[EXERCISE INPUTS Boundary: Start]
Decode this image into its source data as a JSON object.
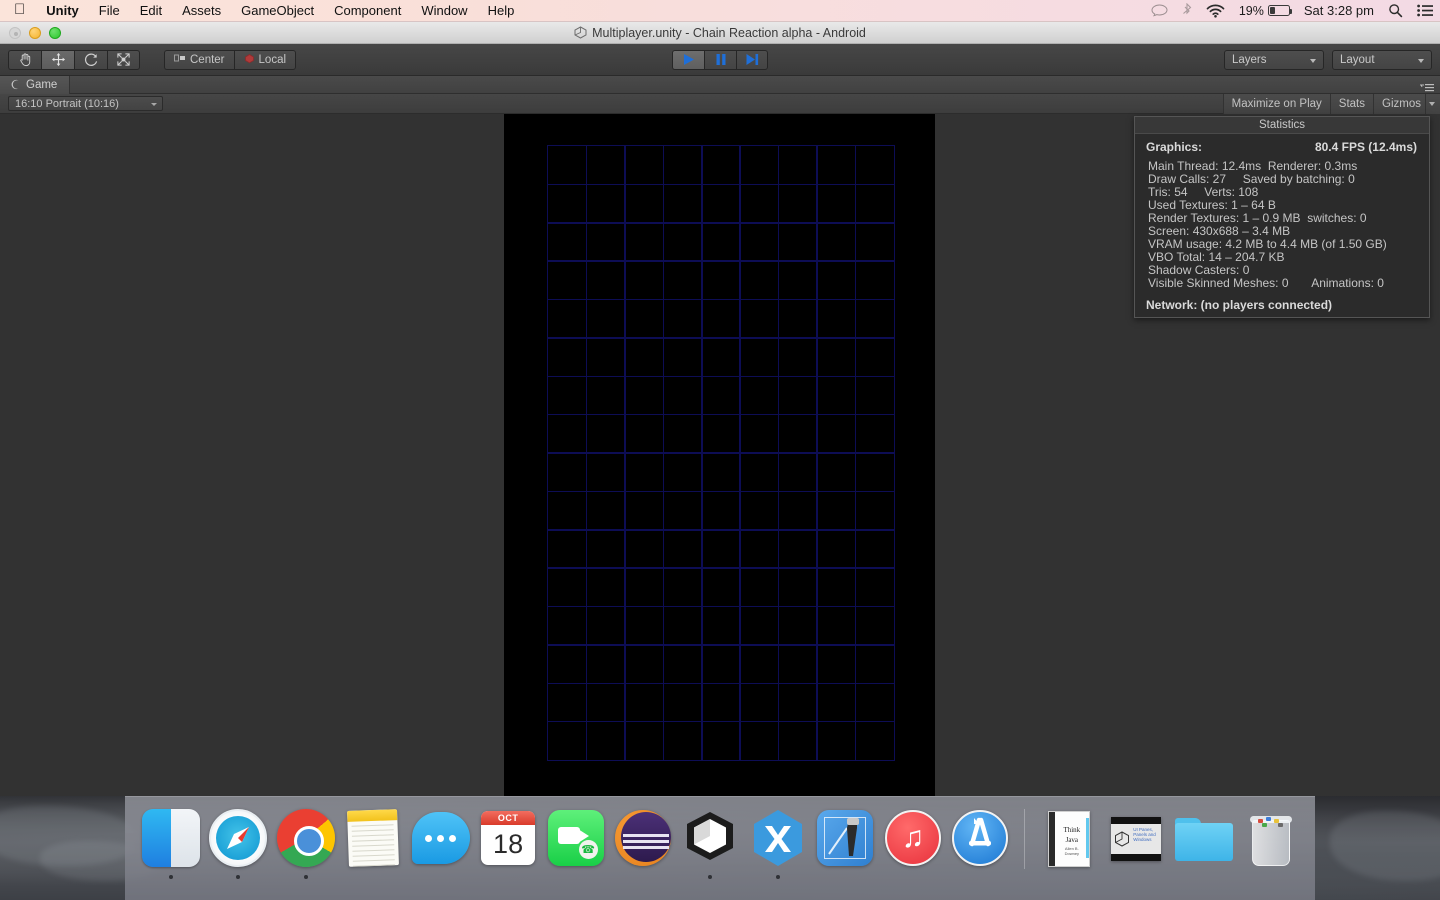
{
  "menubar": {
    "apple_icon": "apple-icon",
    "app_name": "Unity",
    "items": [
      "File",
      "Edit",
      "Assets",
      "GameObject",
      "Component",
      "Window",
      "Help"
    ],
    "status": {
      "notification_icon": "speech-bubble-icon",
      "bluetooth_icon": "bluetooth-icon",
      "wifi_icon": "wifi-icon",
      "battery_percent": "19%",
      "battery_icon": "battery-icon",
      "clock": "Sat 3:28 pm",
      "search_icon": "search-icon",
      "notification_center_icon": "list-icon"
    }
  },
  "window": {
    "title": "Multiplayer.unity - Chain Reaction alpha - Android",
    "title_icon": "unity-logo-icon",
    "traffic_lights": [
      "close",
      "minimize",
      "maximize"
    ]
  },
  "toolbar": {
    "transform_tools": [
      {
        "name": "hand-tool",
        "active": false
      },
      {
        "name": "move-tool",
        "active": true
      },
      {
        "name": "rotate-tool",
        "active": false
      },
      {
        "name": "scale-tool",
        "active": false
      }
    ],
    "pivot_label": "Center",
    "pivot_icon": "pivot-center-icon",
    "rotation_label": "Local",
    "rotation_icon": "rotation-local-icon",
    "play_controls": [
      {
        "name": "play-button",
        "icon": "play-icon",
        "active": true
      },
      {
        "name": "pause-button",
        "icon": "pause-icon",
        "active": false
      },
      {
        "name": "step-button",
        "icon": "step-icon",
        "active": false
      }
    ],
    "layers_label": "Layers",
    "layout_label": "Layout"
  },
  "game_view": {
    "tab_label": "Game",
    "tab_icon": "game-view-icon",
    "aspect_ratio": "16:10 Portrait (10:16)",
    "maximize_on_play": "Maximize on Play",
    "stats_button": "Stats",
    "gizmos_button": "Gizmos",
    "panel_menu_icon": "panel-menu-icon",
    "grid": {
      "columns": 9,
      "rows": 16,
      "line_color": "#0d0d55",
      "background_color": "#000000"
    }
  },
  "statistics": {
    "header": "Statistics",
    "graphics_label": "Graphics:",
    "fps": "80.4 FPS (12.4ms)",
    "lines": [
      "Main Thread: 12.4ms  Renderer: 0.3ms",
      "Draw Calls: 27     Saved by batching: 0",
      "Tris: 54     Verts: 108",
      "Used Textures: 1 – 64 B",
      "Render Textures: 1 – 0.9 MB  switches: 0",
      "Screen: 430x688 – 3.4 MB",
      "VRAM usage: 4.2 MB to 4.4 MB (of 1.50 GB)",
      "VBO Total: 14 – 204.7 KB",
      "Shadow Casters: 0",
      "Visible Skinned Meshes: 0       Animations: 0"
    ],
    "network": "Network: (no players connected)"
  },
  "dock": {
    "items": [
      {
        "name": "finder",
        "icon": "finder-icon",
        "running": true
      },
      {
        "name": "safari",
        "icon": "safari-icon",
        "running": true
      },
      {
        "name": "chrome",
        "icon": "chrome-icon",
        "running": true
      },
      {
        "name": "notes",
        "icon": "notes-icon",
        "running": false
      },
      {
        "name": "messages",
        "icon": "messages-icon",
        "running": false
      },
      {
        "name": "calendar",
        "icon": "calendar-icon",
        "running": false,
        "month": "OCT",
        "day": "18"
      },
      {
        "name": "facetime",
        "icon": "facetime-icon",
        "running": false
      },
      {
        "name": "eclipse",
        "icon": "eclipse-icon",
        "running": false
      },
      {
        "name": "unity",
        "icon": "unity-icon",
        "running": true
      },
      {
        "name": "xamarin-studio",
        "icon": "xamarin-icon",
        "running": true
      },
      {
        "name": "xcode",
        "icon": "xcode-icon",
        "running": false
      },
      {
        "name": "itunes",
        "icon": "itunes-icon",
        "running": false
      },
      {
        "name": "app-store",
        "icon": "app-store-icon",
        "running": false
      }
    ],
    "stack_items": [
      {
        "name": "think-java-pdf",
        "icon": "pdf-document-icon",
        "title_line1": "Think",
        "title_line2": "Java",
        "title_line3": "Allen B. Downey"
      },
      {
        "name": "unity-tutorial-video",
        "icon": "video-file-icon",
        "caption": "UI Panes, Panels and Windows"
      },
      {
        "name": "downloads-folder",
        "icon": "folder-icon"
      },
      {
        "name": "trash",
        "icon": "trash-icon"
      }
    ]
  }
}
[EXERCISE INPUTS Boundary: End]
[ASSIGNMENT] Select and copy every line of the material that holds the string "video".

[SOLVED EXERCISE]
        "name": "unity-tutorial-video",
        "icon": "video-file-icon",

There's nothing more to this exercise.